No matter what your personal beliefs about firearms, automatic rifles, concealed carry, high-capacity magazines, background checks and other gun-related issues, there seems to be something preciously inane about a measure that’s being shepherded through the Kansas Legislature.
Wednesday, a House committee OK’d a bill called the Second Amendment Protection Act that says any personal firearm, accessory or ammunition that’s owned or manufactured in Kansas and that remains in the state is not subject to federal law. This seems to mean that if federal authorities try to enforce any kind of rule on a firearm, those officers could be arrested and imprisoned.
The office of the Kansas attorney general offered its perspective on the proposal, noting problems with that specific provision of the legislation, but those concerns were insufficient to deter consideration of the measure. It passed the House Federal and State Affairs committee without opposition on a voice vote. Now it’s on its way to the full House of Representatives.
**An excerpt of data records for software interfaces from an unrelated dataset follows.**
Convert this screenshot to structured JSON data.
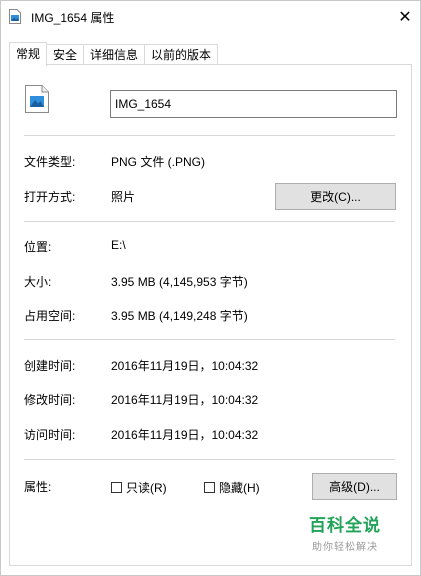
{
  "window": {
    "title": "IMG_1654 属性",
    "close_glyph": "✕"
  },
  "tabs": [
    {
      "label": "常规",
      "active": true
    },
    {
      "label": "安全",
      "active": false
    },
    {
      "label": "详细信息",
      "active": false
    },
    {
      "label": "以前的版本",
      "active": false
    }
  ],
  "file": {
    "icon": "image-file-icon",
    "name": "IMG_1654"
  },
  "type_section": {
    "file_type_label": "文件类型:",
    "file_type_value": "PNG 文件 (.PNG)",
    "open_with_label": "打开方式:",
    "open_with_value": "照片",
    "change_button": "更改(C)..."
  },
  "location_section": {
    "location_label": "位置:",
    "location_value": "E:\\",
    "size_label": "大小:",
    "size_value": "3.95 MB (4,145,953 字节)",
    "size_on_disk_label": "占用空间:",
    "size_on_disk_value": "3.95 MB (4,149,248 字节)"
  },
  "time_section": {
    "created_label": "创建时间:",
    "created_value": "2016年11月19日，10:04:32",
    "modified_label": "修改时间:",
    "modified_value": "2016年11月19日，10:04:32",
    "accessed_label": "访问时间:",
    "accessed_value": "2016年11月19日，10:04:32"
  },
  "attributes": {
    "label": "属性:",
    "readonly_label": "只读(R)",
    "readonly_checked": false,
    "hidden_label": "隐藏(H)",
    "hidden_checked": false,
    "advanced_button": "高级(D)..."
  },
  "watermark": {
    "title": "百科全说",
    "subtitle": "助你轻松解决"
  },
  "colors": {
    "image_icon_blue": "#2f8fdc",
    "watermark_green": "#22a35a"
  }
}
The AG’s office apparently was less persuasive than the Kansas Medical Society, which objected to another provision of the legislation that would have blocked physicians from asking whether a patient owned a gun. The doctors said they needed to be free to make such an inquiry as a precaution when dealing, for example, with depressed individuals. That language was cut from the bill, although several committee members said they may bring it up again later.
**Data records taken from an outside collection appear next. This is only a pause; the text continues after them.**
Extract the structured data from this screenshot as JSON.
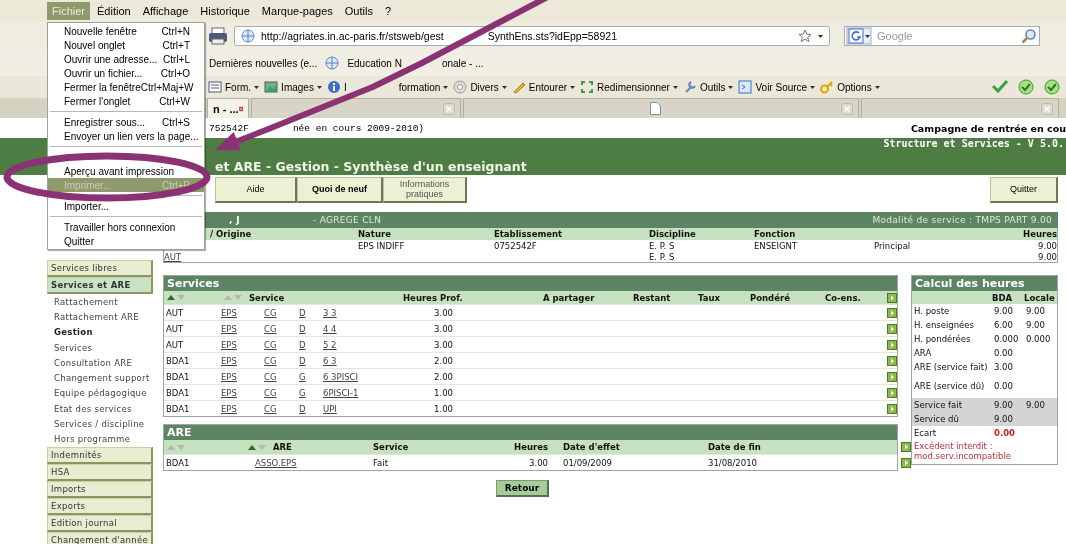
{
  "menubar": [
    {
      "label": "Fichier",
      "selected": true
    },
    {
      "label": "Édition",
      "selected": false
    },
    {
      "label": "Affichage",
      "selected": false
    },
    {
      "label": "Historique",
      "selected": false
    },
    {
      "label": "Marque-pages",
      "selected": false
    },
    {
      "label": "Outils",
      "selected": false
    },
    {
      "label": "?",
      "selected": false
    }
  ],
  "file_menu": {
    "groups": [
      [
        {
          "label": "Nouvelle fenêtre",
          "shortcut": "Ctrl+N",
          "selected": false,
          "disabled": false
        },
        {
          "label": "Nouvel onglet",
          "shortcut": "Ctrl+T",
          "selected": false,
          "disabled": false
        },
        {
          "label": "Ouvrir une adresse...",
          "shortcut": "Ctrl+L",
          "selected": false,
          "disabled": false
        },
        {
          "label": "Ouvrir un fichier...",
          "shortcut": "Ctrl+O",
          "selected": false,
          "disabled": false
        },
        {
          "label": "Fermer la fenêtre",
          "shortcut": "Ctrl+Maj+W",
          "selected": false,
          "disabled": false
        },
        {
          "label": "Fermer l'onglet",
          "shortcut": "Ctrl+W",
          "selected": false,
          "disabled": false
        }
      ],
      [
        {
          "label": "Enregistrer sous...",
          "shortcut": "Ctrl+S",
          "selected": false,
          "disabled": false
        },
        {
          "label": "Envoyer un lien vers la page...",
          "selected": false,
          "disabled": false
        }
      ],
      [
        {
          "selected": false
        },
        {
          "label": "Aperçu avant impression",
          "selected": false,
          "disabled": false
        },
        {
          "label": "Imprimer...",
          "shortcut": "Ctrl+P",
          "selected": true,
          "disabled": true
        }
      ],
      [
        {
          "label": "Importer...",
          "selected": false,
          "disabled": false
        }
      ],
      [
        {
          "label": "Travailler hors connexion",
          "selected": false,
          "disabled": false
        },
        {
          "label": "Quitter",
          "selected": false,
          "disabled": false
        }
      ]
    ]
  },
  "address_bar": {
    "url": [
      "http://agriates.in.ac-paris.fr/stsweb/gest",
      "SynthEns.sts?idEpp=58921"
    ]
  },
  "search": {
    "placeholder": "Google"
  },
  "bookmarks": [
    "Dernières nouvelles (e...",
    [
      "Education N",
      "onale - ..."
    ]
  ],
  "dev_toolbar": [
    "Form.",
    "Images",
    [
      "I",
      "formation"
    ],
    "Divers",
    "Entourer",
    "Redimensionner",
    "Outils",
    "Voir Source",
    "Options"
  ],
  "tabs": [
    {
      "label": "n - ...",
      "selected": true
    },
    {
      "selected": false
    },
    {
      "selected": false
    },
    {
      "selected": false
    }
  ],
  "page_header": {
    "year_info": [
      "752542F",
      "née en cours 2009-2010)"
    ],
    "campaign": "Campagne de rentrée en cou"
  },
  "banner": {
    "title": "et ARE - Gestion - Synthèse d'un enseignant",
    "version": "Structure et Services - V 5.0."
  },
  "nav_buttons": [
    "Aide",
    "Quoi de neuf",
    "Informations pratiques"
  ],
  "quit_button": "Quitter",
  "sidebar": {
    "items": [
      {
        "label": "Services libres",
        "kind": "section",
        "selected": false
      },
      {
        "label": "Services et ARE",
        "kind": "section",
        "selected": true
      },
      {
        "label": "Rattachement",
        "kind": "sub",
        "selected": false
      },
      {
        "label": "Rattachement ARE",
        "kind": "sub",
        "selected": false
      },
      {
        "label": "Gestion",
        "kind": "sub",
        "selected": true
      },
      {
        "label": "Services",
        "kind": "sub",
        "selected": false
      },
      {
        "label": "Consultation ARE",
        "kind": "sub",
        "selected": false
      },
      {
        "label": "Changement support",
        "kind": "sub",
        "selected": false
      },
      {
        "label": "Equipe pédagogique",
        "kind": "sub",
        "selected": false
      },
      {
        "label": "Etat des services",
        "kind": "sub",
        "selected": false
      },
      {
        "label": "Services / discipline",
        "kind": "sub",
        "selected": false
      },
      {
        "label": "Hors programme",
        "kind": "sub",
        "selected": false
      },
      {
        "label": "Indemnités",
        "kind": "section",
        "selected": false
      },
      {
        "label": "HSA",
        "kind": "section",
        "selected": false
      },
      {
        "label": "Imports",
        "kind": "section",
        "selected": false
      },
      {
        "label": "Exports",
        "kind": "section",
        "selected": false
      },
      {
        "label": "Edition journal",
        "kind": "section",
        "selected": false
      },
      {
        "label": "Changement d'année",
        "kind": "section",
        "selected": false
      }
    ]
  },
  "teacher": {
    "name": ", J",
    "grade": "- AGREGE CLN",
    "modality": "Modalité  de service : TMPS PART  9.00",
    "columns": [
      "/ Origine",
      "Nature",
      "Etablissement",
      "Discipline",
      "Fonction",
      null,
      "Heures"
    ],
    "rows": [
      [
        null,
        "EPS INDIFF",
        "0752542F",
        "E. P. S",
        "ENSEIGNT",
        "Principal",
        "9.00"
      ],
      [
        "AUT",
        null,
        null,
        "E. P. S",
        null,
        null,
        "9.00"
      ]
    ]
  },
  "services": {
    "title": "Services",
    "sort_keys": [
      {
        "active": true
      },
      {
        "active": false
      }
    ],
    "columns": [
      "Service",
      "Heures Prof.",
      "A partager",
      "Restant",
      "Taux",
      "Pondéré",
      "Co-ens."
    ],
    "rows": [
      {
        "origin": "AUT",
        "subject": "EPS",
        "type": "CG",
        "mode": "D",
        "group": "3 3",
        "hours": "3.00"
      },
      {
        "origin": "AUT",
        "subject": "EPS",
        "type": "CG",
        "mode": "D",
        "group": "4 4",
        "hours": "3.00"
      },
      {
        "origin": "AUT",
        "subject": "EPS",
        "type": "CG",
        "mode": "D",
        "group": "5 2",
        "hours": "3.00"
      },
      {
        "origin": "BDA1",
        "subject": "EPS",
        "type": "CG",
        "mode": "D",
        "group": "6 3",
        "hours": "2.00"
      },
      {
        "origin": "BDA1",
        "subject": "EPS",
        "type": "CG",
        "mode": "G",
        "group": "6 3PISCI",
        "hours": "2.00"
      },
      {
        "origin": "BDA1",
        "subject": "EPS",
        "type": "CG",
        "mode": "G",
        "group": "6PISCI-1",
        "hours": "1.00"
      },
      {
        "origin": "BDA1",
        "subject": "EPS",
        "type": "CG",
        "mode": "D",
        "group": "UPI",
        "hours": "1.00"
      }
    ]
  },
  "are": {
    "title": "ARE",
    "sort_keys": [
      {
        "active": false
      },
      {
        "active": true
      }
    ],
    "columns": [
      "ARE",
      "Service",
      "Heures",
      "Date d'effet",
      "Date de fin"
    ],
    "rows": [
      {
        "origin": "BDA1",
        "are": "ASSO.EPS",
        "service": "Fait",
        "hours": "3.00",
        "start": "01/09/2009",
        "end": "31/08/2010"
      }
    ]
  },
  "retour_button": "Retour",
  "calc": {
    "title": "Calcul des heures",
    "columns": [
      "BDA",
      "Locale"
    ],
    "rows": [
      {
        "label": "H. poste",
        "bda": "9.00",
        "locale": "9.00",
        "kind": "plain"
      },
      {
        "label": "H. enseignées",
        "bda": "6.00",
        "locale": "9.00",
        "kind": "plain"
      },
      {
        "label": "H. pondérées",
        "bda": "0.000",
        "locale": "0.000",
        "kind": "plain"
      },
      {
        "label": "ARA",
        "bda": "0.00",
        "kind": "plain"
      },
      {
        "label": "ARE (service fait)",
        "bda": "3.00",
        "kind": "plain"
      },
      {
        "label": "ARE (service dû)",
        "bda": "0.00",
        "kind": "tall"
      },
      {
        "label": "Service fait",
        "bda": "9.00",
        "locale": "9.00",
        "kind": "shaded"
      },
      {
        "label": "Service dû",
        "bda": "9.00",
        "kind": "shaded"
      },
      {
        "label": "Ecart",
        "bda": "0.00",
        "kind": "alert"
      }
    ],
    "message": "Excédent interdit : mod.serv.incompatible"
  }
}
Sometimes, when consideration of something like the state fossil or lizard becomes the subject of legislation, we wonder whether our lawmakers don’t have more important matters to address. But this specious Second Amendment Protection Act business makes us yearn for a focus on flora or fauna.